OakForest_iStock_000089139143_LargeYour precious pet is equipped with various mechanisms to combat warm temperatures, but these can only get him or her so far. Indeed, without your expertise and intervention, your pet could be at risk of heatstroke.

Houston is among the top ten most humid places in the country. Higher temps and rising humidity make heat safety for pets even more vital to overall wellness.  


Our climate has four wonderful seasons – of varying warm temperatures, that is. While heatstroke is more likely to affect your pet this summer, it’s important to know how higher temps impact your pet year round.

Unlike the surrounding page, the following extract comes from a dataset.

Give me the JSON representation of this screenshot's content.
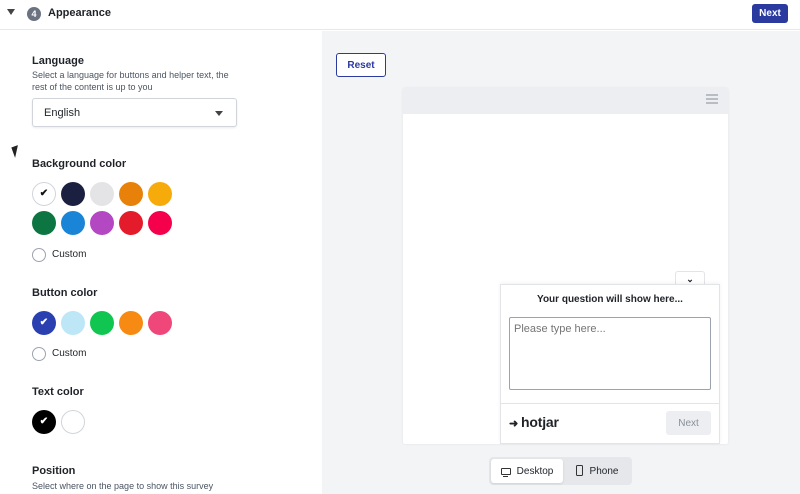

Older pets, pets who carry extra weight, kittens and puppies, short-nosed breeds, and those with compromised immunity should be monitored closely.

How it Works

Your pet regulates body temperature through:

  • Panting
  • Sweating from the paws
  • Exchanging heat from the fur, skin, or ears
  • Licking

Humidity can actually prevent body heat from releasing, and a shorter haircut (but long enough to protect against UV rays) may be an effective way to improve airflow. However, pets with darker coats will continue to absorb heat while sun rays bounce off coats that are lighter.

Too Much Fun?

Your pet won’t give you advance notice that he or she is overheating. If you’re out together, your pet likely wants to please you and won’t want to stop exercising or playing. Because your pet’s internal radiator is limited, it’s critical that you take stock of his or her breathing and behavior. Hint: if it’s too hot outside for you, it’s definitely too hot for your pet.

The Danger Zone

If you notice any of these signs of heatstroke, please call us immediately:

  • Rapid breathing
  • Excessive drooling
  • Staggering or loss of coordination
  • Vomiting
  • Fast pulse
  • Blue, pale, or bright red gums
  • Tongue color changes to purple
  • Unconsciousness

Heat safety for pets means knowing what to do if your pet overheats. If his or her temperature climbs above 104 degrees, seek help right away. Decrease internal temperature gradually by covering your pet in towels soaked in lukewarm water. Don’t use ice water, as this will bring body temperature down too far, too quickly.

If left alone, heatstroke can lead to stroke, seizures, heart failure, or death.

Heat Safety for Pets

The best practices around heat safety for pets include keeping your pet cool and comfortable at all times. Fresh water should be replenished throughout the day, and abundant shade is highly recommended. Other tips include:

  • Limit outdoor exercise to early morning or evening when temperatures are more mellow and ground surfaces aren’t as hot.
  • Groom your pet daily to minimize the amount of insulating fur, or opt for a shorter haircut during the summer (be careful of sunburns!).
  • Provide frozen treats after spending time in the sun.
  • Fill up a kiddie pool in the backyard or run the sprinkler to encourage cool water play and wading.
  • Make use of air conditioning, fans, sun-blocking curtains, and low lighting inside your home.

Lastly, never leave your pet alone in a parked vehicle – even if it’s just for a short period of time.

The team at Oak Forest Veterinary Hospital is always here for you and your pet. Please contact us with any questions or concerns.

Have a safe and happy summer, Houston!